§ What you are asked to do
Which lines in the records below hold the word "accent"? Copy each of them.

(Items from a dataset)

_ _ _ _ _

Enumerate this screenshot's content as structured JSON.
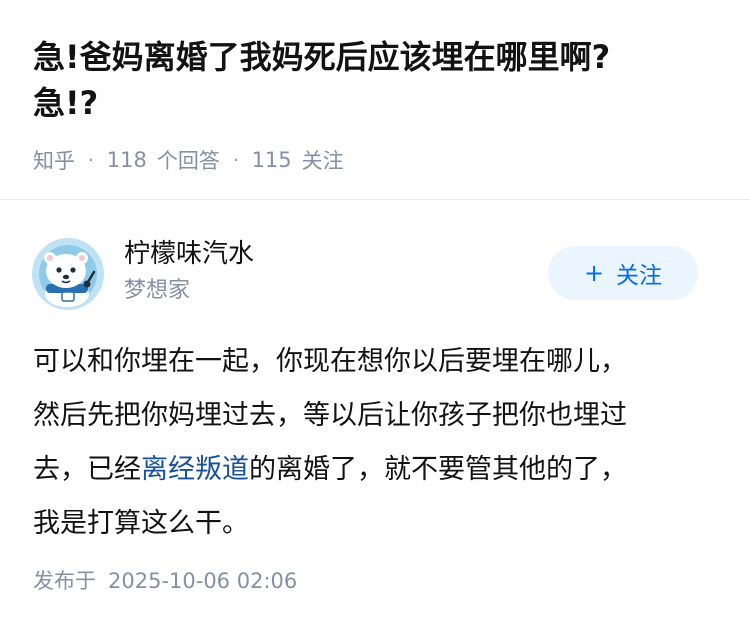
{
  "question": {
    "title_line1": "急!爸妈离婚了我妈死后应该埋在哪里啊?",
    "title_line2": "急!?",
    "source": "知乎",
    "separator": "·",
    "answer_count": "118",
    "answer_label": "个回答",
    "follower_count": "115",
    "follower_label": "关注"
  },
  "author": {
    "name": "柠檬味汽水",
    "headline": "梦想家",
    "follow_plus": "+",
    "follow_label": "关注"
  },
  "answer": {
    "line1": "可以和你埋在一起，你现在想你以后要埋在哪儿，",
    "line2": "然后先把你妈埋过去，等以后让你孩子把你也埋过",
    "line3_before": "去，已经",
    "line3_keyword": "离经叛道",
    "line3_after": "的离婚了，就不要管其他的了，",
    "line4": "我是打算这么干。"
  },
  "footer": {
    "publish_label": "发布于",
    "publish_time": "2025-10-06 02:06"
  },
  "colors": {
    "accent": "#056de8",
    "follow_bg": "#ebf5ff",
    "muted_text": "#8590a6",
    "keyword_link": "#175199",
    "avatar_bg": "#bfe3f5"
  },
  "icons": {
    "avatar": "polar-bear-cartoon-avatar",
    "follow": "plus-icon"
  }
}
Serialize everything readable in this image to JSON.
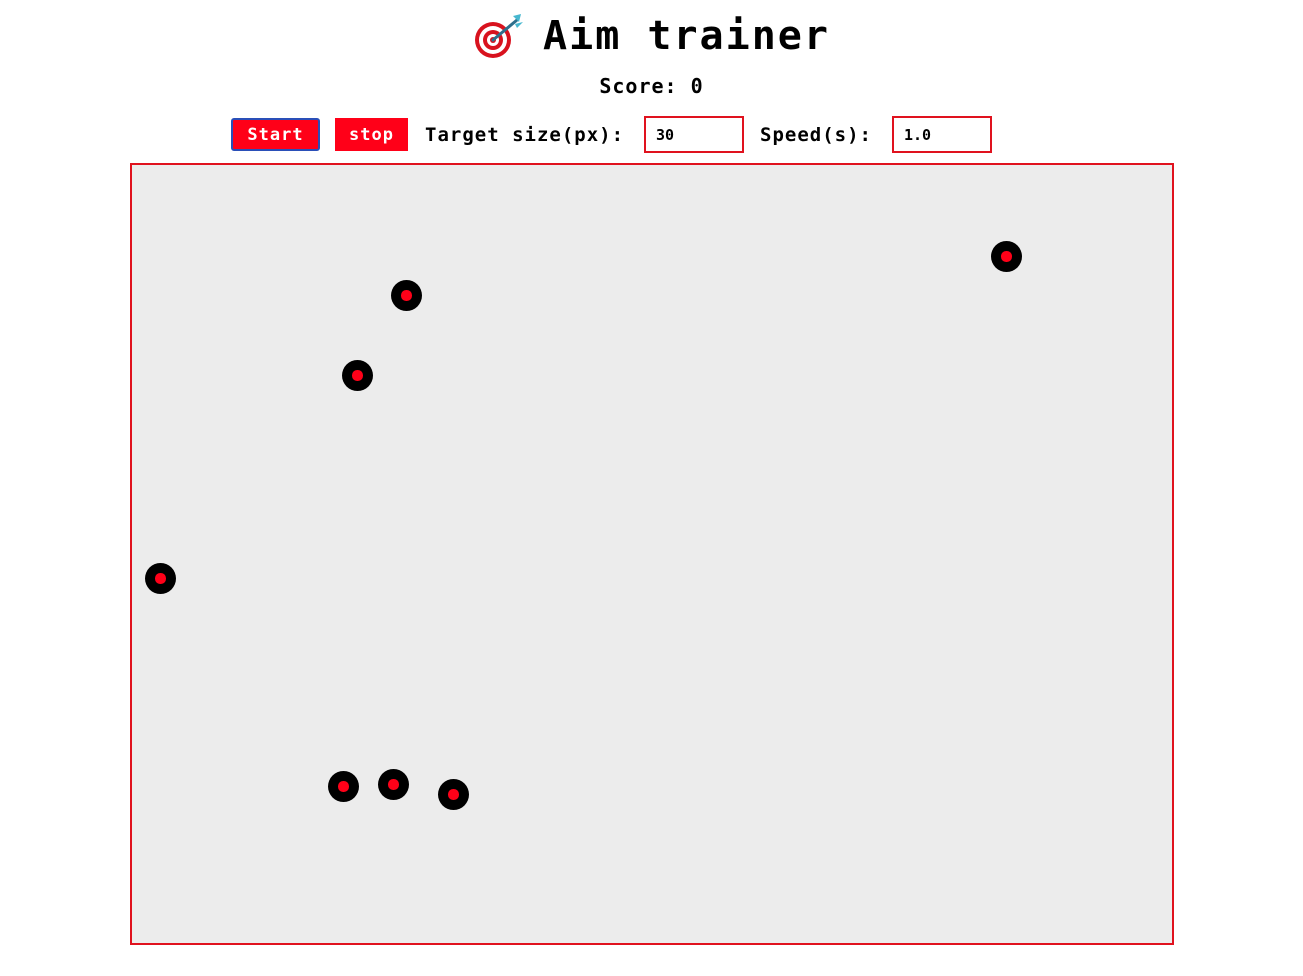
{
  "app": {
    "title": "Aim trainer",
    "title_icon": "dart-target-icon"
  },
  "score": {
    "label": "Score:",
    "value": "0"
  },
  "controls": {
    "start_label": "Start",
    "stop_label": "stop",
    "size_label": "Target size(px):",
    "size_value": "30",
    "speed_label": "Speed(s):",
    "speed_value": "1.0"
  },
  "colors": {
    "accent": "#ff0018",
    "border": "#e0121e",
    "arena_bg": "#ececec",
    "target": "#000000",
    "start_outline": "#2a4fb8"
  },
  "targets": [
    {
      "id": "target-1",
      "icon": "target-icon"
    },
    {
      "id": "target-2",
      "icon": "target-icon"
    },
    {
      "id": "target-3",
      "icon": "target-icon"
    },
    {
      "id": "target-4",
      "icon": "target-icon"
    },
    {
      "id": "target-5",
      "icon": "target-icon"
    },
    {
      "id": "target-6",
      "icon": "target-icon"
    },
    {
      "id": "target-7",
      "icon": "target-icon"
    }
  ]
}
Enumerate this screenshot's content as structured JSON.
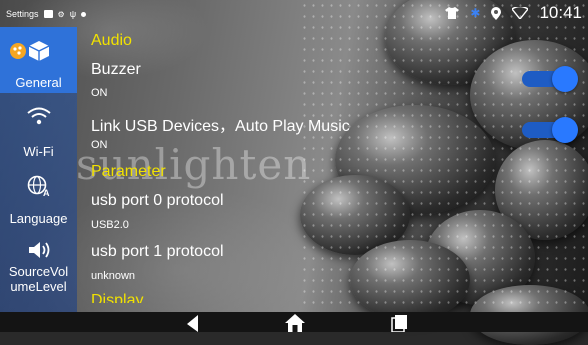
{
  "status_bar": {
    "app_label": "Settings",
    "time": "10:41"
  },
  "sidebar": {
    "items": [
      {
        "label": "General",
        "icon": "general-icon",
        "active": true
      },
      {
        "label": "Wi-Fi",
        "icon": "wifi-icon",
        "active": false
      },
      {
        "label": "Language",
        "icon": "language-icon",
        "active": false
      },
      {
        "label": "SourceVolumeLevel",
        "label_line1": "SourceVol",
        "label_line2": "umeLevel",
        "icon": "volume-icon",
        "active": false
      }
    ]
  },
  "content": {
    "audio_header": "Audio",
    "buzzer": {
      "title": "Buzzer",
      "value": "ON",
      "enabled": true
    },
    "link_usb": {
      "title": "Link USB Devices，Auto Play Music",
      "value": "ON",
      "enabled": true
    },
    "parameter_header": "Parameter",
    "usb0": {
      "title": "usb port 0 protocol",
      "value": "USB2.0"
    },
    "usb1": {
      "title": "usb port 1 protocol",
      "value": "unknown"
    },
    "display_header": "Display"
  },
  "watermark": "sunlighten",
  "colors": {
    "accent": "#2979ff",
    "section_header": "#f2e200",
    "sidebar_active": "#2f72d9"
  },
  "navbar": {
    "buttons": [
      "back-icon",
      "home-icon",
      "recents-icon"
    ]
  }
}
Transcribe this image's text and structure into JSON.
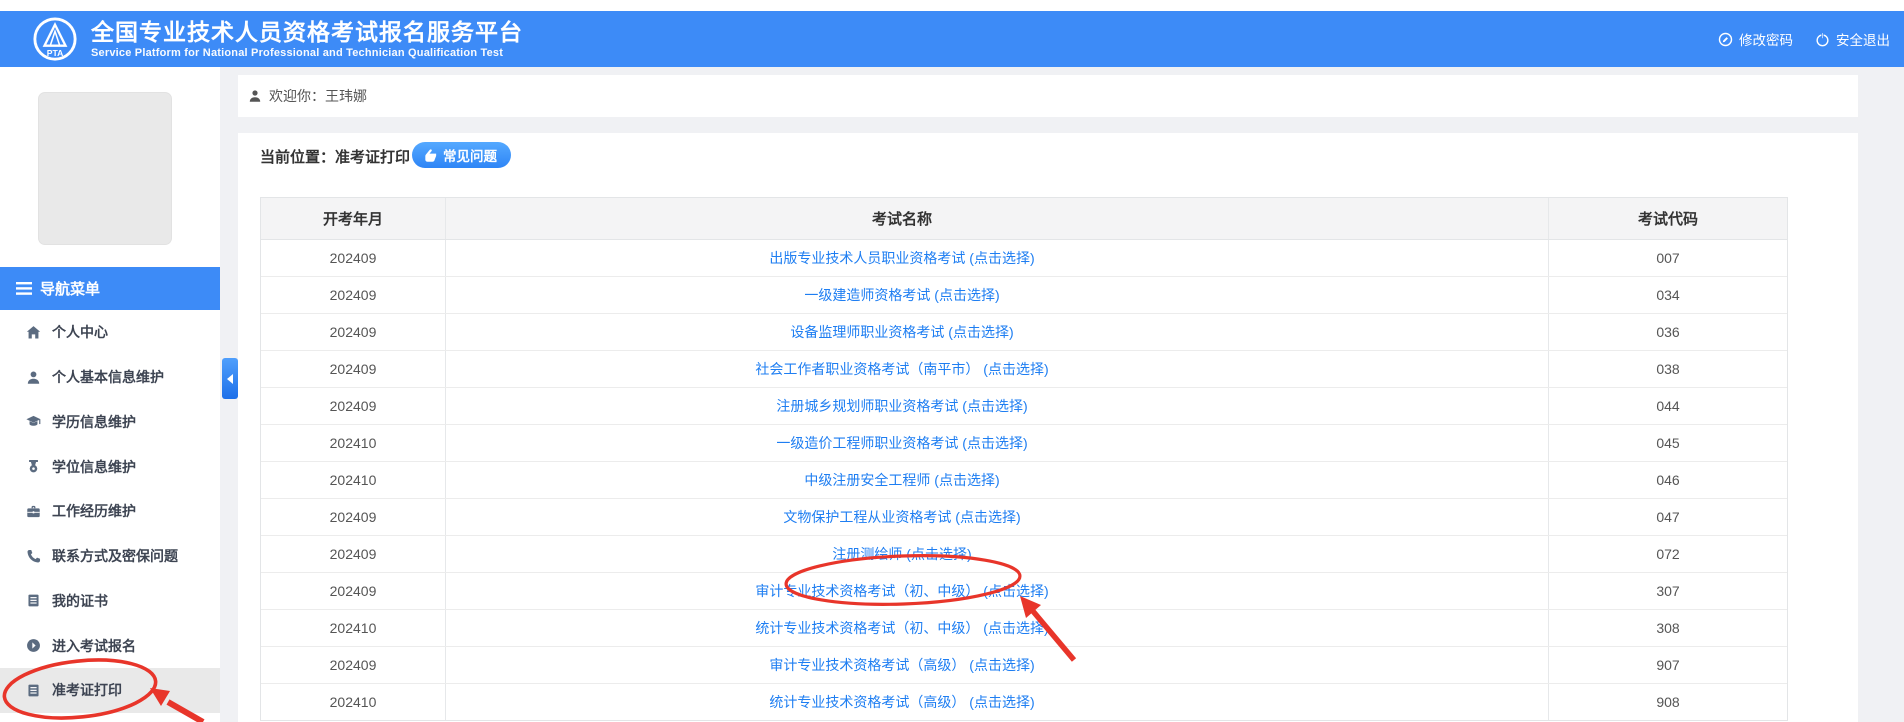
{
  "header": {
    "title": "全国专业技术人员资格考试报名服务平台",
    "subtitle": "Service Platform for National Professional and Technician Qualification Test",
    "logo_text": "PTA",
    "change_password": "修改密码",
    "logout": "安全退出"
  },
  "sidebar": {
    "nav_title": "导航菜单",
    "items": [
      {
        "label": "个人中心",
        "icon": "home-icon"
      },
      {
        "label": "个人基本信息维护",
        "icon": "user-icon"
      },
      {
        "label": "学历信息维护",
        "icon": "graduation-cap-icon"
      },
      {
        "label": "学位信息维护",
        "icon": "degree-medal-icon"
      },
      {
        "label": "工作经历维护",
        "icon": "briefcase-icon"
      },
      {
        "label": "联系方式及密保问题",
        "icon": "phone-icon"
      },
      {
        "label": "我的证书",
        "icon": "certificate-icon"
      },
      {
        "label": "进入考试报名",
        "icon": "enter-arrow-icon"
      },
      {
        "label": "准考证打印",
        "icon": "ticket-print-icon",
        "active": true
      }
    ]
  },
  "main": {
    "welcome": "欢迎你：王玮娜",
    "breadcrumb": "当前位置：准考证打印",
    "faq_button": "常见问题",
    "table": {
      "headers": [
        "开考年月",
        "考试名称",
        "考试代码"
      ],
      "rows": [
        {
          "month": "202409",
          "name": "出版专业技术人员职业资格考试 (点击选择)",
          "code": "007"
        },
        {
          "month": "202409",
          "name": "一级建造师资格考试 (点击选择)",
          "code": "034"
        },
        {
          "month": "202409",
          "name": "设备监理师职业资格考试 (点击选择)",
          "code": "036"
        },
        {
          "month": "202409",
          "name": "社会工作者职业资格考试（南平市） (点击选择)",
          "code": "038"
        },
        {
          "month": "202409",
          "name": "注册城乡规划师职业资格考试 (点击选择)",
          "code": "044"
        },
        {
          "month": "202410",
          "name": "一级造价工程师职业资格考试 (点击选择)",
          "code": "045"
        },
        {
          "month": "202410",
          "name": "中级注册安全工程师 (点击选择)",
          "code": "046"
        },
        {
          "month": "202409",
          "name": "文物保护工程从业资格考试 (点击选择)",
          "code": "047"
        },
        {
          "month": "202409",
          "name": "注册测绘师 (点击选择)",
          "code": "072"
        },
        {
          "month": "202409",
          "name": "审计专业技术资格考试（初、中级） (点击选择)",
          "code": "307",
          "annotated": true
        },
        {
          "month": "202410",
          "name": "统计专业技术资格考试（初、中级） (点击选择)",
          "code": "308"
        },
        {
          "month": "202409",
          "name": "审计专业技术资格考试（高级） (点击选择)",
          "code": "907"
        },
        {
          "month": "202410",
          "name": "统计专业技术资格考试（高级） (点击选择)",
          "code": "908"
        }
      ]
    }
  },
  "colors": {
    "header_blue": "#3d8bf7",
    "link_blue": "#1e7ef2",
    "annotation_red": "#e8352a",
    "active_item_gray": "#e9e9e9"
  }
}
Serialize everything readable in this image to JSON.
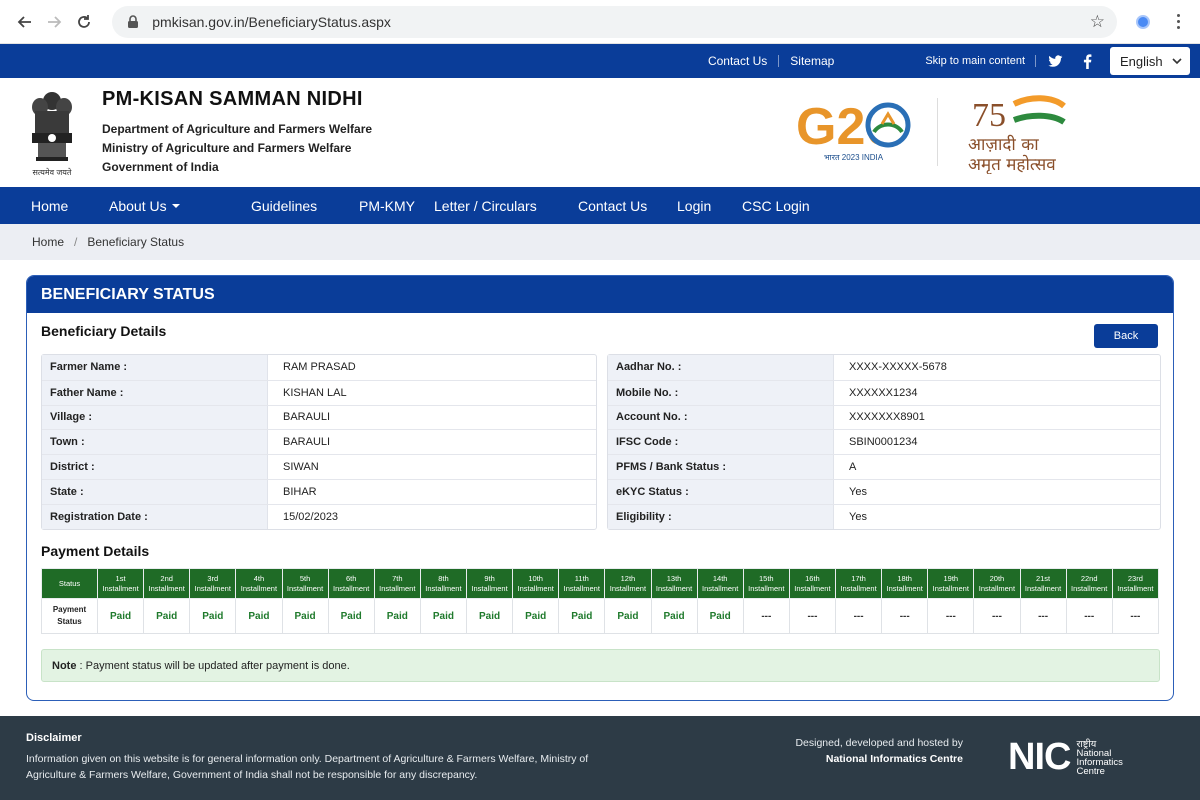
{
  "browser": {
    "url": "pmkisan.gov.in/BeneficiaryStatus.aspx"
  },
  "topbar": {
    "contact": "Contact Us",
    "sitemap": "Sitemap",
    "skip": "Skip to main content",
    "language": "English"
  },
  "header": {
    "title": "PM-KISAN SAMMAN NIDHI",
    "line1": "Department of Agriculture and Farmers Welfare",
    "line2": "Ministry of Agriculture and Farmers Welfare",
    "line3": "Government of India",
    "emblem_motto": "सत्यमेव जयते",
    "g20_text": "G20",
    "g20_sub": "भारत 2023 INDIA",
    "aka_line1": "आज़ादी का",
    "aka_line2": "अमृत महोत्सव"
  },
  "nav": {
    "items": [
      "Home",
      "About Us",
      "Guidelines",
      "PM-KMY",
      "Letter / Circulars",
      "Contact Us",
      "Login",
      "CSC Login"
    ]
  },
  "breadcrumb": {
    "home": "Home",
    "current": "Beneficiary Status"
  },
  "card": {
    "title": "BENEFICIARY STATUS",
    "details_title": "Beneficiary Details",
    "back_label": "Back",
    "left": [
      {
        "label": "Farmer Name :",
        "value": "RAM PRASAD"
      },
      {
        "label": "Father Name :",
        "value": "KISHAN LAL"
      },
      {
        "label": "Village :",
        "value": "BARAULI"
      },
      {
        "label": "Town :",
        "value": "BARAULI"
      },
      {
        "label": "District :",
        "value": "SIWAN"
      },
      {
        "label": "State :",
        "value": "BIHAR"
      },
      {
        "label": "Registration Date :",
        "value": "15/02/2023"
      }
    ],
    "right": [
      {
        "label": "Aadhar No. :",
        "value": "XXXX-XXXXX-5678"
      },
      {
        "label": "Mobile No. :",
        "value": "XXXXXX1234"
      },
      {
        "label": "Account No. :",
        "value": "XXXXXXX8901"
      },
      {
        "label": "IFSC Code :",
        "value": "SBIN0001234"
      },
      {
        "label": "PFMS / Bank Status :",
        "value": "A"
      },
      {
        "label": "eKYC Status :",
        "value": "Yes"
      },
      {
        "label": "Eligibility :",
        "value": "Yes"
      }
    ],
    "payment_title": "Payment Details",
    "payment_status_header": "Status",
    "payment_row_label": "Payment Status",
    "installment_word": "Installment",
    "installments": [
      {
        "n": "1st",
        "status": "Paid"
      },
      {
        "n": "2nd",
        "status": "Paid"
      },
      {
        "n": "3rd",
        "status": "Paid"
      },
      {
        "n": "4th",
        "status": "Paid"
      },
      {
        "n": "5th",
        "status": "Paid"
      },
      {
        "n": "6th",
        "status": "Paid"
      },
      {
        "n": "7th",
        "status": "Paid"
      },
      {
        "n": "8th",
        "status": "Paid"
      },
      {
        "n": "9th",
        "status": "Paid"
      },
      {
        "n": "10th",
        "status": "Paid"
      },
      {
        "n": "11th",
        "status": "Paid"
      },
      {
        "n": "12th",
        "status": "Paid"
      },
      {
        "n": "13th",
        "status": "Paid"
      },
      {
        "n": "14th",
        "status": "Paid"
      },
      {
        "n": "15th",
        "status": "---"
      },
      {
        "n": "16th",
        "status": "---"
      },
      {
        "n": "17th",
        "status": "---"
      },
      {
        "n": "18th",
        "status": "---"
      },
      {
        "n": "19th",
        "status": "---"
      },
      {
        "n": "20th",
        "status": "---"
      },
      {
        "n": "21st",
        "status": "---"
      },
      {
        "n": "22nd",
        "status": "---"
      },
      {
        "n": "23rd",
        "status": "---"
      }
    ],
    "note_label": "Note",
    "note_text": ": Payment status will be updated after payment is done."
  },
  "footer": {
    "disclaimer_title": "Disclaimer",
    "disclaimer_line1": "Information given on this website is for general information only.  Department of Agriculture  & Farmers Welfare, Ministry of",
    "disclaimer_line2": "Agriculture & Farmers Welfare, Government of India shall not be responsible for any discrepancy.",
    "designed_by": "Designed, developed and hosted by",
    "nic_name": "National Informatics Centre",
    "nic_logo_text": "NIC",
    "nic_hindi": "राष्ट्रीय",
    "nic_line1": "National",
    "nic_line2": "Informatics",
    "nic_line3": "Centre"
  },
  "colors": {
    "primary_blue": "#0a3d99",
    "table_green": "#1f6b26",
    "paid_green": "#1f7a2c",
    "footer_bg": "#2d3b46"
  }
}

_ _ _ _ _

§ Exercise output
    "accent": "#056de8",
    "accent": "#ff0018",
    "accent": "#2979ff",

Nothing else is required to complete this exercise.